Donald Trump insisted Saturday Mike Pence, the Indiana governor he picked as his running mate, was his “first choice” and called him a “solid, solid person”.
The presumptive Republican presidential nominees may still have been trying to convince himself that he had made the right choice. He wasn’t sure up until Thursday, the day before he was expected to announce his vice-presidential pick.
But the word was already out. In a state of panic Trump is said to have asked his closest advisers if there was a way to get out of it, and go with one of the others on his shortlist.

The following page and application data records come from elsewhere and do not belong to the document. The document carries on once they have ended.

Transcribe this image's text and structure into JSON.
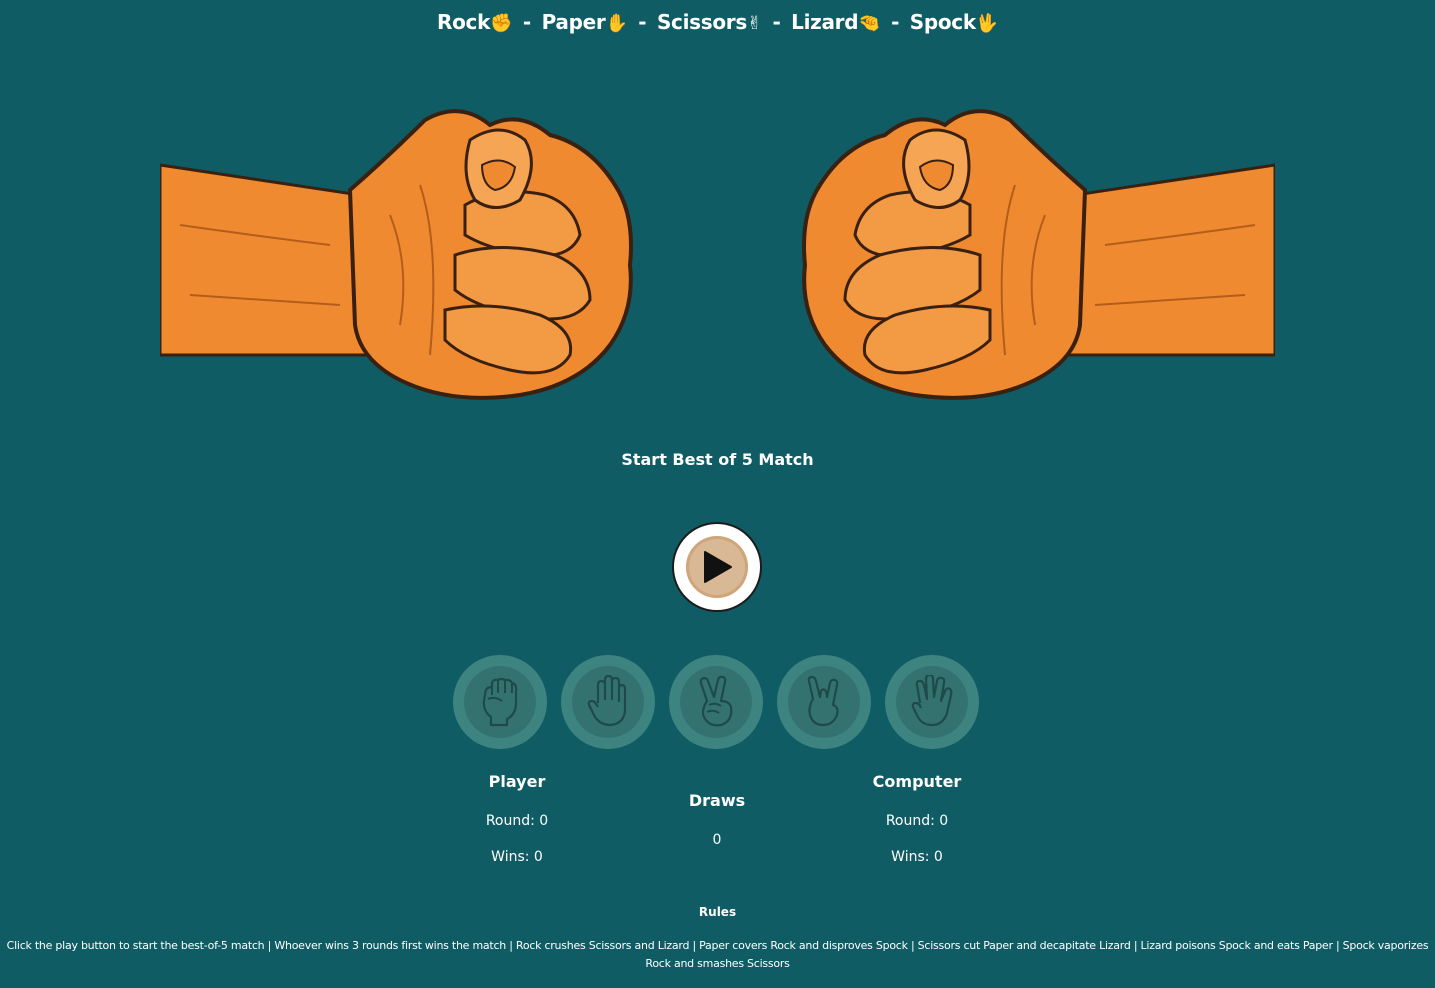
{
  "title": {
    "rock": "Rock",
    "rock_emoji": "✊",
    "paper": "Paper",
    "paper_emoji": "✋",
    "scissors": "Scissors",
    "scissors_emoji": "✌",
    "lizard": "Lizard",
    "lizard_emoji": "🤏",
    "spock": "Spock",
    "spock_emoji": "🖖",
    "separator": "-"
  },
  "colors": {
    "background": "#0f5c64",
    "hand_fill": "#f08a30",
    "choice_button": "#3d8480",
    "play_button_inner": "#d9b895"
  },
  "hands": {
    "player": "fist-illustration",
    "computer": "fist-illustration"
  },
  "start_label": "Start Best of 5 Match",
  "play_button": {
    "icon": "play-icon"
  },
  "choices": [
    {
      "id": "rock",
      "icon": "rock-fist-icon"
    },
    {
      "id": "paper",
      "icon": "paper-hand-icon"
    },
    {
      "id": "scissors",
      "icon": "scissors-hand-icon"
    },
    {
      "id": "lizard",
      "icon": "lizard-hand-icon"
    },
    {
      "id": "spock",
      "icon": "spock-hand-icon"
    }
  ],
  "player": {
    "label": "Player",
    "round": "Round: 0",
    "wins": "Wins: 0"
  },
  "draws": {
    "label": "Draws",
    "value": "0"
  },
  "computer": {
    "label": "Computer",
    "round": "Round: 0",
    "wins": "Wins: 0"
  },
  "rules": {
    "title": "Rules",
    "text": "Click the play button to start the best-of-5 match | Whoever wins 3 rounds first wins the match | Rock crushes Scissors and Lizard | Paper covers Rock and disproves Spock | Scissors cut Paper and decapitate Lizard | Lizard poisons Spock and eats Paper | Spock vaporizes Rock and smashes Scissors"
  }
}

The 57-year-old Pence is most unlike Trump. He is understated where Trump is over the top, he keeps a low-profile while the real-estate magnate is all about himself, all the time.
And many had not even heard of Pence despite a long career in politics. A recent poll showed 74% Americans had not heard of him enough to form an opinion of him.
In another poll, a combined 68% of the respondents had either not heard of him or didn’t have an opinion about him. No wonder Trump seemed uncertain.
Trump was also weighing former speaker Newt Gingrich and New Jersey governor Chris Christie, who turned an early backer after dropping out of the race for the White House.
Both men are known around the country, perhaps as much as Trump himself — Gingrich ran for the Republican ticket in 2012 against Mitt Romney.
Christie built a reputation as a tough-talking governor who hurled headlong into confrontations, not very unlike Trump, who, in fact, turned out to be better at it.
Pence, on the other hand, seems cut from a different cloth. He is quiet, generally non-controversial, and quick to back out of confrontations as he did on a 2015 anti-gay and lesbian order.
Within a week of signing into law a legislation that allowed Indiana businesses to turn away gay and lesbian customers, he backed down in the face of a country-wide backlash.
Pence is opposed to same-sex marriages and abortions. He doesn’t believe in climate change. And unlike Trump, he is an avowed supporter of multi-nation trade deals.
He is a “pretty basic guy”, Pence said about himself accepting Trump’s offer Saturday, and went on to describe himself as “Christian, conservative and Republican, in that order”.
But he wasn’t always a Republican. Heroes of his youth, he said, were John F Kennedy, the Democratic president, and Martin Luther King Jr, the civil rights movement leader.
“I actually started politics in the other party,” he said. That was probably neither surprising nor hard to imagine as he came from a family of Irish immigrants who were Democrats
But when he came of age, in his telling of his political transformation, he found Ronald Reagan, a Republican, and was “inspired by the ideals and eloquence of our fortieth president”.
After a brief stint as a lawyer, Pence began seeking public office but lost his first two runs for the House of Representatives, and came under a cloud for using campaign fund for personal use.
Chastened by the scandal — which led to the use of campaign funds for personal use declared as illegal — he conducted a state-wide apology tour.
Pence finally entered the House in 2001. He went on to serve six terms before running for governor, and won in 2012, the year President Barack Obama won his second term.
And as he was getting ready to run for a second term, he got a call from Trump Wednesday and was soon on the Republican ticket after a whirlwind screening process.